To jack up the economy, he said the administration will push through what Abe calls his “three arrows” of flexible fiscal spending, aggressive monetary easing and growth strategies.
He added that the administration’s economic policies, dubbed “Abenomics,” aimed at preventing declining prices have drawn global attention, given that Japan has undergone the most pronounced period of deflation by a major developed economy since World War II.
“As a pioneer, Japan should achieve the end of deflationary recession and present a solution to the world,” he told the Lower House.
Turning to the current situation, Aso said the economy “has shown positive signs” of picking up, given that stock prices have rebounded.
Aiming to ensure a recovery, Aso called for swift passage of a record ¥92.61 trillion initial budget for fiscal 2013, which Abe’s Cabinet submitted to the Diet earlier in the day.
On Tuesday, the Diet enacted a ¥13.1 trillion supplementary budget for fiscal 2012 to finance a stimulus package centered on big public works projects.
With the two budgets covering financing needs for a total of 15 months, the administration will implement economic steps in a seamless manner, Aso said.
The government now expects the economy to grow 2.5 percent in real terms and 2.7 percent in nominal terms in fiscal 2013, predicting the new stimulus package will spur domestic demand and that the global economy will rebound.
Amid growing concern over the fiscal health of the world’s third-biggest economy, already the worst among developed countries, Aso said, “It is important to maintain trust in Japan’s fiscal policy.”

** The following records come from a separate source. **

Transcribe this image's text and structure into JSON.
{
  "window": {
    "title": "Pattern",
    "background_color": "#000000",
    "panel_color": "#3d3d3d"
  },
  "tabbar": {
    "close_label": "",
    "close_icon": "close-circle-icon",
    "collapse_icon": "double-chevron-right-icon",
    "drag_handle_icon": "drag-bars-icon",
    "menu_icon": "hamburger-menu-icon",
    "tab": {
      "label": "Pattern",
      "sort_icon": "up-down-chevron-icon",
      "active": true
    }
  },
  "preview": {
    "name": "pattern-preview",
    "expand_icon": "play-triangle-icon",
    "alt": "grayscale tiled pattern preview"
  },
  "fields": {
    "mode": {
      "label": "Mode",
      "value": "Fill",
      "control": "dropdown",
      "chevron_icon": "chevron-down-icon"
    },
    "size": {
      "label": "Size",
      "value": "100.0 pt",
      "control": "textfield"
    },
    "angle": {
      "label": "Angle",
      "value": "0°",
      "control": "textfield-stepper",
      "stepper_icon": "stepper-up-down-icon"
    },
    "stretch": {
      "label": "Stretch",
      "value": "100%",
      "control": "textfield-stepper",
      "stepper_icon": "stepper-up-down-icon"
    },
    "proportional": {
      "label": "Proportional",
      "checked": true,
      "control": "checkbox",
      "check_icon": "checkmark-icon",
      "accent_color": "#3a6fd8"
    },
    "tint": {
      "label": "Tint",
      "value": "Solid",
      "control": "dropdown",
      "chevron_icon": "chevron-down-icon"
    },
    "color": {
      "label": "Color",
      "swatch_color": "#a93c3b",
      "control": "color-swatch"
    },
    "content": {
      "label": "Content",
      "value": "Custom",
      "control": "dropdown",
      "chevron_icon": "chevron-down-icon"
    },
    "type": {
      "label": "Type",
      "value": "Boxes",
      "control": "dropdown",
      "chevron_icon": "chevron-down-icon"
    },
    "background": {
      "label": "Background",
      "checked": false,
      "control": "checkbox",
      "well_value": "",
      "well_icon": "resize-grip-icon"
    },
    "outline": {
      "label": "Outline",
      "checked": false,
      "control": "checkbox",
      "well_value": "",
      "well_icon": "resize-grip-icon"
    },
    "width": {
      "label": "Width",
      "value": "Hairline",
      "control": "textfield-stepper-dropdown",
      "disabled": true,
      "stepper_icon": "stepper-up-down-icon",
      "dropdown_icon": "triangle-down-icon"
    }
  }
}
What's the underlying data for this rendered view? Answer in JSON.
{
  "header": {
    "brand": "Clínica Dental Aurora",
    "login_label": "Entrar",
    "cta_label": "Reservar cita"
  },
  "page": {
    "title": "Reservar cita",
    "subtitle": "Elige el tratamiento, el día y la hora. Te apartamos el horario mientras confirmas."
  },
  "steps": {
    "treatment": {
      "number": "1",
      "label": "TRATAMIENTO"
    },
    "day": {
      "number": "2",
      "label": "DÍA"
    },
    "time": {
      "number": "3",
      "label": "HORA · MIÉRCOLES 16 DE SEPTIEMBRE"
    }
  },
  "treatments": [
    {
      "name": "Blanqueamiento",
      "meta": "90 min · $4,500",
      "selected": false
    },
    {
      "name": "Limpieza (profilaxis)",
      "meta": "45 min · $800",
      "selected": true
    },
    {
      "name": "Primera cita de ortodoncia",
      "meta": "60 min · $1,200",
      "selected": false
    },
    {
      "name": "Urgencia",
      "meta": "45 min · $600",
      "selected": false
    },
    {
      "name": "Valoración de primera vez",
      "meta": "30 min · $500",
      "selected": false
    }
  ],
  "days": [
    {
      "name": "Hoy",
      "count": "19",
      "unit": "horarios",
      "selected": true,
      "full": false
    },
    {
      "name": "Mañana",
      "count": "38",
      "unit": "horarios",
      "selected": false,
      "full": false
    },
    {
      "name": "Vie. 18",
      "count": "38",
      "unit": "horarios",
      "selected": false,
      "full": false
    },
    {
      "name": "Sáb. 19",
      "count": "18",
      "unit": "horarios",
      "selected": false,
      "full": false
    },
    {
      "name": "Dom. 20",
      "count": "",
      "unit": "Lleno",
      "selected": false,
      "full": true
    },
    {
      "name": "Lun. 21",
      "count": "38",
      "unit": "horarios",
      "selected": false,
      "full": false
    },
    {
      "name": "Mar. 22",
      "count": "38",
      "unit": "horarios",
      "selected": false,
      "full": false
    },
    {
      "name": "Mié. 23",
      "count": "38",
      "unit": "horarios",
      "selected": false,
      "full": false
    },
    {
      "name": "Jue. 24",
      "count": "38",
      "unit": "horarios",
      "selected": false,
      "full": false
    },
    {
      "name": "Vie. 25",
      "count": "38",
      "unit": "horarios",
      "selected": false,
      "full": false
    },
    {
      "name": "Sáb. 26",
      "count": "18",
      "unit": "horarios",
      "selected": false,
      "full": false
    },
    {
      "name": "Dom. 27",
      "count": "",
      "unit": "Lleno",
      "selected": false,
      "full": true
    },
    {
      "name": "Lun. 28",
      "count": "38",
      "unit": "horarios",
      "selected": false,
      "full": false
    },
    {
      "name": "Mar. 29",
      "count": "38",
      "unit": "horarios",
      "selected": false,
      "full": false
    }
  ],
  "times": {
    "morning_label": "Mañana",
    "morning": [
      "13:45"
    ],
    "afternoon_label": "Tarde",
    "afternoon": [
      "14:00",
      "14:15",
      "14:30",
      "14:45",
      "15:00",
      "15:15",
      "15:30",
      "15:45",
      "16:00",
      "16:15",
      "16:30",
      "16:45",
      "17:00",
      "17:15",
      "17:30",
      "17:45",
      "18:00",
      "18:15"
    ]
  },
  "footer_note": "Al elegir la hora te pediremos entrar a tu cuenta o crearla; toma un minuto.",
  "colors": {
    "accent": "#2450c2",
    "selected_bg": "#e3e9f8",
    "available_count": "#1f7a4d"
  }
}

Aso touched on the need to achieve the government’s goal of halving the ratio of the deficit in the primary balance to gross domestic product by fiscal 2015 from the level in fiscal 2010 and turning it into a surplus by fiscal 2020.
“We’ll consider a path to simultaneously achieve fiscal rehabilitation and Japan’s economic revival,” Aso said.

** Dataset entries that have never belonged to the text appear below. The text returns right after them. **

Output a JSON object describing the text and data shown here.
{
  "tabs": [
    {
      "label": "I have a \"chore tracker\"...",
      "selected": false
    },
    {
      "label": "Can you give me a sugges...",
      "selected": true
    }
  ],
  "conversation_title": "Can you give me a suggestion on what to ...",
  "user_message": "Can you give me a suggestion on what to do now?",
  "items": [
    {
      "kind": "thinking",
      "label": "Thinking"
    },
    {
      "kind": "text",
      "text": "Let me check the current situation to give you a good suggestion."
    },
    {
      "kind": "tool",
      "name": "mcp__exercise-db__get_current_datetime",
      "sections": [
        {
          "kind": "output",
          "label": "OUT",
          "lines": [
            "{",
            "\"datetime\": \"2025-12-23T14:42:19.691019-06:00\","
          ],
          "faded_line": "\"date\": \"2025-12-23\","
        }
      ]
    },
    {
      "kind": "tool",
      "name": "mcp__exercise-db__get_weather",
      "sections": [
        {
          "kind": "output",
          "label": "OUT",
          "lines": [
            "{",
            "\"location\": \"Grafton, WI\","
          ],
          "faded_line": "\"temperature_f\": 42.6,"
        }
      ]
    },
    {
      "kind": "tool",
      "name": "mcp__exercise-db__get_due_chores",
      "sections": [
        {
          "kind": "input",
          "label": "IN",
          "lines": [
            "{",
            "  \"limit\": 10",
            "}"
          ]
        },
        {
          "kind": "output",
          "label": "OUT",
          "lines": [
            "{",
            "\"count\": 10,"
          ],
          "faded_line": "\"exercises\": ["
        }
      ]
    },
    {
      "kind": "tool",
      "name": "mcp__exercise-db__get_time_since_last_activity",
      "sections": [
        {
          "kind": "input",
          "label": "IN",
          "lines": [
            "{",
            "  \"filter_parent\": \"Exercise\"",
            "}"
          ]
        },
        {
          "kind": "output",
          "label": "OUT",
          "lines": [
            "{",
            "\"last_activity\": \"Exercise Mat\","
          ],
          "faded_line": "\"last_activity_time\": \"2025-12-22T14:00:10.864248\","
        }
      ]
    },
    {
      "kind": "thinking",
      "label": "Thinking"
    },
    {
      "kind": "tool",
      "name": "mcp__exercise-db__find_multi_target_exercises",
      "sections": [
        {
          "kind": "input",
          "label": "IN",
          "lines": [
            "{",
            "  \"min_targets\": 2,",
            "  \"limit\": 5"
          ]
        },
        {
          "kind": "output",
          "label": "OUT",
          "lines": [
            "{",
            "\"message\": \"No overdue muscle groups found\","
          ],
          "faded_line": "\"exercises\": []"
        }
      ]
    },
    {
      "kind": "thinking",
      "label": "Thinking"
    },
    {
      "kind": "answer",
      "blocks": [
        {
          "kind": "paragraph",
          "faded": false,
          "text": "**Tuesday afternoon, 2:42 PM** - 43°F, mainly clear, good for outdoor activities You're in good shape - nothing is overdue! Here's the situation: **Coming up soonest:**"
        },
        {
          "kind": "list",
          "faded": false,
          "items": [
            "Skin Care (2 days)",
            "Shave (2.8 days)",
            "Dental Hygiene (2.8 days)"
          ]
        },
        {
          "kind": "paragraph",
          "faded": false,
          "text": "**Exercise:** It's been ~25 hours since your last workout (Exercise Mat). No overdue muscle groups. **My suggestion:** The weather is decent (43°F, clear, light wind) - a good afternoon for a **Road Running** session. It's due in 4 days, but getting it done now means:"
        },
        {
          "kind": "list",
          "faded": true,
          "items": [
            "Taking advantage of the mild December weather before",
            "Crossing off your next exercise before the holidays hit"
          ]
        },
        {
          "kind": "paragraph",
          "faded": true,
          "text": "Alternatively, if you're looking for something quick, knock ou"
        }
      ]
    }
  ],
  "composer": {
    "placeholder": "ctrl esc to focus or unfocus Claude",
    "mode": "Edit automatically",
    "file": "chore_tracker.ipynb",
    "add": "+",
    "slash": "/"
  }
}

The economy shrank an annualized real 0.4 percent in October-December for the third straight quarterly contraction on tepid exports and capital spending.
In a separate speech Thursday, economic revitalization minister Akira Amari said aggressive monetary easing by the Bank of Japan is “vital” to get the economy on a sustainable recovery track.
The government hopes the BOJ “will promote bold monetary easing” to attain as soon as possible the 2 percent inflation target set in January, Amari said.
He promised to carry out growth strategies in a steady manner, putting emphasis on restoring Japan’s international competitiveness and reinforcing its innovation capacity.
He said the Abe government, formed Dec. 26, is scheduled to finalize the strategies by the middle of this year.